Pick every line with "label" from the material below.
··········
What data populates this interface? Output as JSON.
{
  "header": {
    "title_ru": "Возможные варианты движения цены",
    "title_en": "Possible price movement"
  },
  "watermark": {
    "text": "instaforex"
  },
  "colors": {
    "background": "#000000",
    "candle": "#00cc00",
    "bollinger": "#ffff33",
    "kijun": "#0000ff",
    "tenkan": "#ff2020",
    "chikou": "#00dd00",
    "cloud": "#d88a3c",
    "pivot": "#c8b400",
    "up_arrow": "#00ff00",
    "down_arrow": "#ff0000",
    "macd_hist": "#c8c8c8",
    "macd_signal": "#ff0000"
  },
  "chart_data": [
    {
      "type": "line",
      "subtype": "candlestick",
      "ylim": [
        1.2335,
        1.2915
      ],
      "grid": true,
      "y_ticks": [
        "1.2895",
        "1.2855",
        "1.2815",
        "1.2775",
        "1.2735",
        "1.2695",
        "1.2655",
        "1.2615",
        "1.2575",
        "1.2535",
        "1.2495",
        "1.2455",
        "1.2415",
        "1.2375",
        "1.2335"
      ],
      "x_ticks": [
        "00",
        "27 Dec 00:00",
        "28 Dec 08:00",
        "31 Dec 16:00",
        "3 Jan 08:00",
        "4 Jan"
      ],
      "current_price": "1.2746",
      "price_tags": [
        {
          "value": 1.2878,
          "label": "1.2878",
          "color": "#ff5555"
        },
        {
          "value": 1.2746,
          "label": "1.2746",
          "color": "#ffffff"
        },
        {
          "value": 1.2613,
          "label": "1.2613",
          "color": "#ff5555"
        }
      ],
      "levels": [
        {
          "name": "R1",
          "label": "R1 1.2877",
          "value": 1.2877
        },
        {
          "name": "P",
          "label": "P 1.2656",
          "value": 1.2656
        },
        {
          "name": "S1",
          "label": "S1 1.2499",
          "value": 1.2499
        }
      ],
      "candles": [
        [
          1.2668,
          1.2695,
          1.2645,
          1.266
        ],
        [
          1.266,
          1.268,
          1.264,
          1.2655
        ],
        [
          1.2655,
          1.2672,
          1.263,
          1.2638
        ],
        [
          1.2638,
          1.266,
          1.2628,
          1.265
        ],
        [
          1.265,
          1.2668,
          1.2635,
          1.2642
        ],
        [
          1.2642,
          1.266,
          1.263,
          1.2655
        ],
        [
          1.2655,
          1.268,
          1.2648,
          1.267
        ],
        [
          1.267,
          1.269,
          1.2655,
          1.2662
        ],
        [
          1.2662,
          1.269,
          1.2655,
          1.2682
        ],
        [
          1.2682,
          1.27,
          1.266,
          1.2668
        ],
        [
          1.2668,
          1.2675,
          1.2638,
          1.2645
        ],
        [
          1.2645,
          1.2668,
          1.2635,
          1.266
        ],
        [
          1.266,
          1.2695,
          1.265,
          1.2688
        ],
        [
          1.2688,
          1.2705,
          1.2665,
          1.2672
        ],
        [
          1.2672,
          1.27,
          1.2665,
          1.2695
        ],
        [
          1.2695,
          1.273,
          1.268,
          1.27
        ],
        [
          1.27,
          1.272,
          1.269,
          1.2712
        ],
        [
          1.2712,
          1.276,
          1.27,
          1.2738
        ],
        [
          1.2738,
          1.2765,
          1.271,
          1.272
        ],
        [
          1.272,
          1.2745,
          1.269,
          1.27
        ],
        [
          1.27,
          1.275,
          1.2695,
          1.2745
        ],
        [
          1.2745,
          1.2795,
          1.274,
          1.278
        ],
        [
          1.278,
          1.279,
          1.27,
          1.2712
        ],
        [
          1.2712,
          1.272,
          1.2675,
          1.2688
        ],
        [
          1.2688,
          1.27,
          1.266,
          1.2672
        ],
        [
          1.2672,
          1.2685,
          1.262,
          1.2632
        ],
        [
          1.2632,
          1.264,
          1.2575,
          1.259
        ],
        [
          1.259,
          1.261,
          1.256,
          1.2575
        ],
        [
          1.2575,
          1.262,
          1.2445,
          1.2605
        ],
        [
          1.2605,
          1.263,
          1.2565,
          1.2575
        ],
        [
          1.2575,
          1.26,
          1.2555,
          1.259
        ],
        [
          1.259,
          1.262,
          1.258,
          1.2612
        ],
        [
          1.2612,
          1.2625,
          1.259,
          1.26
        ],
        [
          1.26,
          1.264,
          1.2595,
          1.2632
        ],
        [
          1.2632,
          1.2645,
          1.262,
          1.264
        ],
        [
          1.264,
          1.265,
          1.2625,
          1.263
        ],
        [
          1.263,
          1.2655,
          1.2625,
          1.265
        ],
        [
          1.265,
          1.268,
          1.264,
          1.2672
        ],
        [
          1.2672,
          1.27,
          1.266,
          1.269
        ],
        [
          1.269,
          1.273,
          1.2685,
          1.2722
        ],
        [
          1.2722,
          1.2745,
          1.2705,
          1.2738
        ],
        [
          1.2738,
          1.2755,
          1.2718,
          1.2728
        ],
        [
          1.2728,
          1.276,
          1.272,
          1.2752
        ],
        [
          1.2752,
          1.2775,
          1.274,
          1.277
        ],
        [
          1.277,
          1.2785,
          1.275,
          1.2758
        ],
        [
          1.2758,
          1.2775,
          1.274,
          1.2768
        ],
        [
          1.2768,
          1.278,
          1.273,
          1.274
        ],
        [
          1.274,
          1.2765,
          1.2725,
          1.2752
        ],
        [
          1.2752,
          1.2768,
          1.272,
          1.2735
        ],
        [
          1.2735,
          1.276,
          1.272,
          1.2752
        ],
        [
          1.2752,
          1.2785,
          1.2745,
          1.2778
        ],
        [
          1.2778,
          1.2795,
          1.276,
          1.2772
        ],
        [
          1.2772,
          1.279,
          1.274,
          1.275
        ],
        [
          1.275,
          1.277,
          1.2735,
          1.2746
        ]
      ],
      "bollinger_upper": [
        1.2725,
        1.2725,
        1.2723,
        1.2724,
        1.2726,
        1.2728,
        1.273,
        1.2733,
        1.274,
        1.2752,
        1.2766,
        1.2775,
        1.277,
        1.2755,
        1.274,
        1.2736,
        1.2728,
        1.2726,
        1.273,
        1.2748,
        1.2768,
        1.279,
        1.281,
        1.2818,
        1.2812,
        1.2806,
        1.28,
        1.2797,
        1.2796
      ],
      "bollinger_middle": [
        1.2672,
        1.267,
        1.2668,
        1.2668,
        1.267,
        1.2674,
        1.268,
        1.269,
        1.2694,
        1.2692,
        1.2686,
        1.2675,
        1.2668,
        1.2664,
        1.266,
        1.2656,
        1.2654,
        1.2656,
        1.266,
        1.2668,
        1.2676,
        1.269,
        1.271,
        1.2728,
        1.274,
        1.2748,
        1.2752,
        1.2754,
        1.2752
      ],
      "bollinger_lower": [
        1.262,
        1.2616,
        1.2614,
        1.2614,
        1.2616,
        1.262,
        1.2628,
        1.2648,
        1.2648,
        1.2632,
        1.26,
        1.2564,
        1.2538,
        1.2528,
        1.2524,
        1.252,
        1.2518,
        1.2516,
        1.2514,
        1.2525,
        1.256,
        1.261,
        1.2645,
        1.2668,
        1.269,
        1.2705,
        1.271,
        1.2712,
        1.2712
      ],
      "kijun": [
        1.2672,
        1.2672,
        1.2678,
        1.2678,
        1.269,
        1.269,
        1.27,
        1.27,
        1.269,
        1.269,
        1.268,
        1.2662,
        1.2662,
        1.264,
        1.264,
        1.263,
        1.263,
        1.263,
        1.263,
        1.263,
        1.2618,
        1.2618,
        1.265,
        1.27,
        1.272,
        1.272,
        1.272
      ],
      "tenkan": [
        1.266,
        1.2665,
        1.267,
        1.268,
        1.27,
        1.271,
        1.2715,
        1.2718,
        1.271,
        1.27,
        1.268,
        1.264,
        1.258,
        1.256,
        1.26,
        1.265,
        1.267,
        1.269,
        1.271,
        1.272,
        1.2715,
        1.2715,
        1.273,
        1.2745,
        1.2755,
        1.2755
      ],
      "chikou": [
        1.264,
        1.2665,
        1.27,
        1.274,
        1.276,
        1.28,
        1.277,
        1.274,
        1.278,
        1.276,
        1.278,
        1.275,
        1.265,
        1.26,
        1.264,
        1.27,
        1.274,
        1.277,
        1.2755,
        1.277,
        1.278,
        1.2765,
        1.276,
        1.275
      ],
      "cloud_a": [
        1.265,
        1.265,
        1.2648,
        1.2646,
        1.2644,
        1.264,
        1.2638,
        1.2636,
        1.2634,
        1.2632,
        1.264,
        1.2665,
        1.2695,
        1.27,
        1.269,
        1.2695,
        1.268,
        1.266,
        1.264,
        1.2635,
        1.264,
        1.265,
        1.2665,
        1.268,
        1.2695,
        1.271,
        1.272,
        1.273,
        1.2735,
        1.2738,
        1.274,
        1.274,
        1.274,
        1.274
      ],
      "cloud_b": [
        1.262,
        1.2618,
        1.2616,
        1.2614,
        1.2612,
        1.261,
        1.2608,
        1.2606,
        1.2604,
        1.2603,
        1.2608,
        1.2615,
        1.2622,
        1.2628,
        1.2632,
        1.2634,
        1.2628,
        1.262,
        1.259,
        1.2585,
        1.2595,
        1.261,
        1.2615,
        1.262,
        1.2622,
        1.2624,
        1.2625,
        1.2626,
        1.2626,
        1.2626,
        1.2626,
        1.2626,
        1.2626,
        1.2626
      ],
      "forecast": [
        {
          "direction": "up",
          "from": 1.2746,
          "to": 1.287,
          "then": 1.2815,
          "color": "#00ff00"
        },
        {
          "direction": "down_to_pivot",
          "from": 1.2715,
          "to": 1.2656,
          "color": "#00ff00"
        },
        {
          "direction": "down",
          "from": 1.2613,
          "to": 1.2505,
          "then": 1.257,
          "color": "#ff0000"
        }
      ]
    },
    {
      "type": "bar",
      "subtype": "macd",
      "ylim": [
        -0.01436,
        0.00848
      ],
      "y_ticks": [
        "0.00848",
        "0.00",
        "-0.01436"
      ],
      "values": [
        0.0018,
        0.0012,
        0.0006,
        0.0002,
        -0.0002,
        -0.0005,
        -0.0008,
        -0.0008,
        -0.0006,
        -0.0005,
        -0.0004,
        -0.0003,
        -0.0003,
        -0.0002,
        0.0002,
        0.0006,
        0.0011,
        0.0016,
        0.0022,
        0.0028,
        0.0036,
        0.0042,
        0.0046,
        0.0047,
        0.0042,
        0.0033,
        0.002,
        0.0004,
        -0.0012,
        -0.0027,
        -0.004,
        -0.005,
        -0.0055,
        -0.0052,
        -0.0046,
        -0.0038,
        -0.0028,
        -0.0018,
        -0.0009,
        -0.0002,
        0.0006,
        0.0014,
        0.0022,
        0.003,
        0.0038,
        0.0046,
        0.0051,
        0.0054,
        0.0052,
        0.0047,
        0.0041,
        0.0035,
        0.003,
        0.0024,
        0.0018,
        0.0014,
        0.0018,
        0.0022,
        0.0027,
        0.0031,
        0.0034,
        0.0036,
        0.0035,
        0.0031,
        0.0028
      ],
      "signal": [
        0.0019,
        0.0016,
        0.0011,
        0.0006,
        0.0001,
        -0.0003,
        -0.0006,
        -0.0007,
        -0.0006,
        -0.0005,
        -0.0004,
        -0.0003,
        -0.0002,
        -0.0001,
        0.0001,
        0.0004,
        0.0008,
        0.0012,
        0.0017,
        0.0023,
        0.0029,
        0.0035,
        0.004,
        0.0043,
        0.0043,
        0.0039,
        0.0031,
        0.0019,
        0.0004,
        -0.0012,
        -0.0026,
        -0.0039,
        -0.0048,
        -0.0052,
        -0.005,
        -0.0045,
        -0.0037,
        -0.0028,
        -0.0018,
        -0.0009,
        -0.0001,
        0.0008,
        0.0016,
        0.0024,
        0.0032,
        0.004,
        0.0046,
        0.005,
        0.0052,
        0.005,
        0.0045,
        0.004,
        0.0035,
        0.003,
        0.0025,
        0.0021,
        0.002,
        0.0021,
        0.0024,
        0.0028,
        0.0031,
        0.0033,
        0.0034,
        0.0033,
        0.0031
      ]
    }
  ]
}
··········
◆ Written answer ◆
          "label": "1.2878",
          "label": "1.2746",
          "label": "1.2613",
          "label": "R1 1.2877",
          "label": "P 1.2656",
          "label": "S1 1.2499",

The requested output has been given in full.